The Franklin was nearly destroyed 30 years ago when attempts were made to dam the perennial river. But after a tough political fight, the river and surrounding wilderness became a protected site. The river is home to the Irenabyss, a fantastic rocky gorge; the Great Ravine, full of tumultuous rapids surrounded by beautiful hills; and Rock Island Bend, a beautiful island in the middle of the river – the image that ended up saving it from destruction in the 70s and 80s. Some trips include a hike of Frenchman’s Cap, a mountain alongside the river.
Rafting the Franklin River isn’t a one day expedition. Shorter trips are offered for part of the river, but it takes 8-14 days to see it in its entirety. Most tours begin in Hobart, in the southeast. Experienced professional guides will take you the whole length of the river, navigating the waters with ease and keeping you safe.
Groups usually run with four to eight people, and no previous rafting experience is required to get involved – everyone works together to paddle the raft.
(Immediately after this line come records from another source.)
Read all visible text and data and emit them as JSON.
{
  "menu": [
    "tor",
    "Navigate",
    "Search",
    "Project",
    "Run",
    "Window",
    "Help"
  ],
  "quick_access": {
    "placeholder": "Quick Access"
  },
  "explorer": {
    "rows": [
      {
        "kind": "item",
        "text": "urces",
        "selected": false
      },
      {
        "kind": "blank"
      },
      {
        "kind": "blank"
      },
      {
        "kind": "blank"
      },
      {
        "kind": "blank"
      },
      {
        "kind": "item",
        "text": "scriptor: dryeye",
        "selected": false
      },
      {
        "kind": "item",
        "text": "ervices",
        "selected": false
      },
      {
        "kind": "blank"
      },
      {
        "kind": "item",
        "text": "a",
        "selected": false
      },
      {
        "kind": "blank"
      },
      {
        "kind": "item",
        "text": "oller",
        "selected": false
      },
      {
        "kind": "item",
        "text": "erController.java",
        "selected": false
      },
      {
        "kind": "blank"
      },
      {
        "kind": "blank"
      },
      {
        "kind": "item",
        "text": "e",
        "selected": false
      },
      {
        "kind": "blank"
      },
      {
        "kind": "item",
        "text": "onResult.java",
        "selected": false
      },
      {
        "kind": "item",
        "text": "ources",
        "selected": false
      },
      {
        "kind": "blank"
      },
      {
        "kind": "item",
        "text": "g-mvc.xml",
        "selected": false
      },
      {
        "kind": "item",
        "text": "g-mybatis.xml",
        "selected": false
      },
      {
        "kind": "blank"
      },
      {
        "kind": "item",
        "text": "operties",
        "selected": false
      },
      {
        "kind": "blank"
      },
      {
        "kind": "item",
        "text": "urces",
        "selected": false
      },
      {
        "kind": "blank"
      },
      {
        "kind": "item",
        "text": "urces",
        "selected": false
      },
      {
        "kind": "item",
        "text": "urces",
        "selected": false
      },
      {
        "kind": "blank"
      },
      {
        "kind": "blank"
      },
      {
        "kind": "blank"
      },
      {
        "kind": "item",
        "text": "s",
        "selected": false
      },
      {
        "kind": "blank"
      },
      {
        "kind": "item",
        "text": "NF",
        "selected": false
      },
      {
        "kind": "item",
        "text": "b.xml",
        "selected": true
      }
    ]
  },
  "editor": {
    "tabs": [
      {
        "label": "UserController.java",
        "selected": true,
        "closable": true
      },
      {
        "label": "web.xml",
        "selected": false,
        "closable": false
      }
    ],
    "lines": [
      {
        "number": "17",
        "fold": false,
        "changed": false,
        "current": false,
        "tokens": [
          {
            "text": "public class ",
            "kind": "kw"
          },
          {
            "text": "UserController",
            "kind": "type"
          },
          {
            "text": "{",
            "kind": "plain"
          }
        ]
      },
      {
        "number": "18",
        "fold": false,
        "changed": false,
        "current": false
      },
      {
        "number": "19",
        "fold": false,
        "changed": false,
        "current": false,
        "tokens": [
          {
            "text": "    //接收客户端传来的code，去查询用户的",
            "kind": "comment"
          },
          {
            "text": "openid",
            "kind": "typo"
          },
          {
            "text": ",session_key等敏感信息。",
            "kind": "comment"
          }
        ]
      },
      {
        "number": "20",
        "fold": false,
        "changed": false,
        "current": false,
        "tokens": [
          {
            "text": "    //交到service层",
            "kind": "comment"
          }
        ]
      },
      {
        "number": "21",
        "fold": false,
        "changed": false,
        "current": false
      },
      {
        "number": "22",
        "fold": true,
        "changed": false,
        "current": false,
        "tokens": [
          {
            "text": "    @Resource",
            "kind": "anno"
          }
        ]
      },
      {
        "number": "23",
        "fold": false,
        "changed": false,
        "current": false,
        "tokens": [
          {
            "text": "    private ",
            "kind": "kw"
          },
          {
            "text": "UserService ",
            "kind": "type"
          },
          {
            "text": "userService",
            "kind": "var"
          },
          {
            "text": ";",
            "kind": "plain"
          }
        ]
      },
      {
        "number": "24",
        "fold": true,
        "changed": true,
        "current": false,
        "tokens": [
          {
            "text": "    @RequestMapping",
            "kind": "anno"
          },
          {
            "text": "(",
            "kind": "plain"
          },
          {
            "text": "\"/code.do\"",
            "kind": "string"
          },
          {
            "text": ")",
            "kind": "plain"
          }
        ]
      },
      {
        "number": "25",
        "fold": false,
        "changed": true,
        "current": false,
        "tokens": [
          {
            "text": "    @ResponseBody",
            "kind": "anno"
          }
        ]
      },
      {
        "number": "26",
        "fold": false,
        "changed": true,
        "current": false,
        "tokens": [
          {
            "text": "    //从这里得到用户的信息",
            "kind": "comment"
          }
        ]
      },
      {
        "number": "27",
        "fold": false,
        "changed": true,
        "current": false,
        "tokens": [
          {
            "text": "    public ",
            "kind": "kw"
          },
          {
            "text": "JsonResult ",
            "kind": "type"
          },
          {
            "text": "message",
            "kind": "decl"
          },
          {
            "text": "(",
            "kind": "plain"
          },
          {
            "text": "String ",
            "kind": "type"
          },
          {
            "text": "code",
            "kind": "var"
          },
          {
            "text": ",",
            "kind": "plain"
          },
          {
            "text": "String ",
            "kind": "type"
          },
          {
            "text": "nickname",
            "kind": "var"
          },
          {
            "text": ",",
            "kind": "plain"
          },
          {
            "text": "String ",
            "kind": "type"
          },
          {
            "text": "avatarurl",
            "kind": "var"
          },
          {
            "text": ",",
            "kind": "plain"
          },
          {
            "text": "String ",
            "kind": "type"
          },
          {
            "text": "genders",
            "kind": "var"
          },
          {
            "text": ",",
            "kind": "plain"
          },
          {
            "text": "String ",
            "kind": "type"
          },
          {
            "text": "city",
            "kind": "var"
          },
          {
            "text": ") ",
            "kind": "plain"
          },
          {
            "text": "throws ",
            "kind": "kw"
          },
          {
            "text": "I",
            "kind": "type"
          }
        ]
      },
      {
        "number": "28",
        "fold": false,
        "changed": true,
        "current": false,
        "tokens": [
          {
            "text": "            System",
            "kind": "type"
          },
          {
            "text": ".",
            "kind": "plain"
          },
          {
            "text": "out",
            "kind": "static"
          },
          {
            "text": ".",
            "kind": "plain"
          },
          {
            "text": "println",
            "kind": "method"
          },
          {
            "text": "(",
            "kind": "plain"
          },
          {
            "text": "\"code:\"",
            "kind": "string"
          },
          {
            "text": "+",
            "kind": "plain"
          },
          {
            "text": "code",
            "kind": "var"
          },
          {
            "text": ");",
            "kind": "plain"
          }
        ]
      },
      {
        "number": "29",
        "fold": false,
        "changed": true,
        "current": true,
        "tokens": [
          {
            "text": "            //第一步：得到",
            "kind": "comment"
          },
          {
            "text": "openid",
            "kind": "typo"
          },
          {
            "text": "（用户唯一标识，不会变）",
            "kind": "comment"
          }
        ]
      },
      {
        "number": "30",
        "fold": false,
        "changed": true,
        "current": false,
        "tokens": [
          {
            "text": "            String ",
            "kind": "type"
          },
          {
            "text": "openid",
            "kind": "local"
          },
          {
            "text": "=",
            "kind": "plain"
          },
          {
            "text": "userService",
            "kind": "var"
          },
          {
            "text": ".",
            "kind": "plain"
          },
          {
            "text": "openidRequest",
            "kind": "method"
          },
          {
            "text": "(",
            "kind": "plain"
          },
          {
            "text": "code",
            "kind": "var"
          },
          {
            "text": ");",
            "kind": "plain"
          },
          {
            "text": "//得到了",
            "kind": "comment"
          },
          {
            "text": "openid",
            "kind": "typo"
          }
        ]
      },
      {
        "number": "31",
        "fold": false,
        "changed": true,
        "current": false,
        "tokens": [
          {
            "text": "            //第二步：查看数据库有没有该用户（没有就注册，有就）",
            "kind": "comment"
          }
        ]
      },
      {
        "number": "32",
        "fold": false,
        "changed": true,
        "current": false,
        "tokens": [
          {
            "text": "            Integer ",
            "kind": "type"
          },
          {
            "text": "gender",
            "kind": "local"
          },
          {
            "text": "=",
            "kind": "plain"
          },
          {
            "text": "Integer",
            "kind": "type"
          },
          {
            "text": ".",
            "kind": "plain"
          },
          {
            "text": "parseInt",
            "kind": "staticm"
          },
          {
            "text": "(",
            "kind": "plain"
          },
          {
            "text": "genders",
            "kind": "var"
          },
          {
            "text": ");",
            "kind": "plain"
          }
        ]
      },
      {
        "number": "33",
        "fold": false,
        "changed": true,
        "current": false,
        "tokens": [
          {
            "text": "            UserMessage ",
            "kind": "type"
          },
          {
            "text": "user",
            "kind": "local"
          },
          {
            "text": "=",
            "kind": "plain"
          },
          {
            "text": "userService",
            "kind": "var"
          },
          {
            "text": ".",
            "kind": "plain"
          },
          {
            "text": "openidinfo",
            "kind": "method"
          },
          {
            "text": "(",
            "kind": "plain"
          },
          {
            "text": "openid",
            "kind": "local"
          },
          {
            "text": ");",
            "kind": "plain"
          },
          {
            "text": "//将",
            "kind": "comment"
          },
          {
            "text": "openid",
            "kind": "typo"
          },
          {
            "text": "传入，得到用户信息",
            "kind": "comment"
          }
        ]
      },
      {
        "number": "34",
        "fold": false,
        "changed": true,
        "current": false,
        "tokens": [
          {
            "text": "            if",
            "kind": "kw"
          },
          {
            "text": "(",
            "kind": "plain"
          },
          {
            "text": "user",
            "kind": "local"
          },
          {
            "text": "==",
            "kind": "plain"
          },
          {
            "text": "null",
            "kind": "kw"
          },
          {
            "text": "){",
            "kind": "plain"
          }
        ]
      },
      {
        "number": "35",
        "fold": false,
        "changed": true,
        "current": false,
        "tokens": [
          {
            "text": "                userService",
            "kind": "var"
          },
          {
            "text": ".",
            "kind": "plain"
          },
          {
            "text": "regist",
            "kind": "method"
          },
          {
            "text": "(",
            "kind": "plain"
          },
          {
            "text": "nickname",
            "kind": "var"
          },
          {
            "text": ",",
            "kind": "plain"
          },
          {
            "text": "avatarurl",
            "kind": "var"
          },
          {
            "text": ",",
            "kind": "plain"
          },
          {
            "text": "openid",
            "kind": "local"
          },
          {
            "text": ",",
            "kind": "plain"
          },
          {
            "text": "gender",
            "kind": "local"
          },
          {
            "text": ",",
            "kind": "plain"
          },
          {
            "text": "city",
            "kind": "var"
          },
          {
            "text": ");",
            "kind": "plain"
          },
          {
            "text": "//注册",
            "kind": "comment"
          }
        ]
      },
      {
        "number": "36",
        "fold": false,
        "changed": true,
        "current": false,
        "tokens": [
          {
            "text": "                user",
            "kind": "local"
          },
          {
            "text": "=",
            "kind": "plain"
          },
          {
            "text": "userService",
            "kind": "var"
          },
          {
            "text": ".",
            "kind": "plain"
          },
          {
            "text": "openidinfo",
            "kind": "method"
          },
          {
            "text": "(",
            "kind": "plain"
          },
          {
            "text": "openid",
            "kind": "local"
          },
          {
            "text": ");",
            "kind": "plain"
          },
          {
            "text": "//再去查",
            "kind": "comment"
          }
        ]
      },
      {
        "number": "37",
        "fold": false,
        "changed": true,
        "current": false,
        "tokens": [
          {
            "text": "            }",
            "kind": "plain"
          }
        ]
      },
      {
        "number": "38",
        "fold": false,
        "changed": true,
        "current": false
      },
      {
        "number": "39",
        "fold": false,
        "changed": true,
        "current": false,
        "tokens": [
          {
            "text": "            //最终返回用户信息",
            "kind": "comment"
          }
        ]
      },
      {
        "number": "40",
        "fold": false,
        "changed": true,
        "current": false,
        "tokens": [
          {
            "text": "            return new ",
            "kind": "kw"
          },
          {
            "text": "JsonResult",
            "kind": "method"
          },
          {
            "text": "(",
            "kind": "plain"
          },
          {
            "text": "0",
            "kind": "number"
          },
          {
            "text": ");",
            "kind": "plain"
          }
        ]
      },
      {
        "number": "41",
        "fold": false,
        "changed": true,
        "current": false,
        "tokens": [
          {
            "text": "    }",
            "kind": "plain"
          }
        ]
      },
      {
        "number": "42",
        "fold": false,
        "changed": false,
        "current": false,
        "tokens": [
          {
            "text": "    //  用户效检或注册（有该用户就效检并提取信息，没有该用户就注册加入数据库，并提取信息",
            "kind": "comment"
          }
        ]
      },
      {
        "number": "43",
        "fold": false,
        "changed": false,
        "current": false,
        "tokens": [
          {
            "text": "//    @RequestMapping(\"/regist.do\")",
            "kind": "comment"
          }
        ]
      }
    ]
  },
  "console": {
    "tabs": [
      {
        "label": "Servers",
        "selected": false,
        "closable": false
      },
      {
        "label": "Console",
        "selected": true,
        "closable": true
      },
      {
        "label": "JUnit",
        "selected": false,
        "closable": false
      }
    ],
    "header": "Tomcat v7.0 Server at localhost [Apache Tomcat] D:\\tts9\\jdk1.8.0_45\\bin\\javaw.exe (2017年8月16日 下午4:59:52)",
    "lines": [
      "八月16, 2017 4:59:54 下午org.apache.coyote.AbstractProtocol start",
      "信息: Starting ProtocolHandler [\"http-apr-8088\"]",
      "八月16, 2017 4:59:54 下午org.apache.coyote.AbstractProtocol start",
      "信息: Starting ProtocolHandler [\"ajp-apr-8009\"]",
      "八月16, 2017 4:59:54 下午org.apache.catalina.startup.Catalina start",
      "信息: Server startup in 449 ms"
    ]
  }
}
Camp under the stars, with guides preparing fresh, delicious, local food every night.
Expeditions tend to be all-inclusive, from the first night in a hotel through to the last night at the other end. Food and most of the gear is included, though some require you to bring your own sleeping bag, so it is best to bring one along if you can.
Rafting trips are offered from October to March during the Australian summer. The river is unpredictable, with both lows and highs possible in the same day. Expect the unexpected on this trip, but know that it’s the adventure of a lifetime. If you have time, travel around the rest of Tasmania, which remains an isolated paradise undiscovered by mass tourism, with some of the best wilderness you can find anywhere.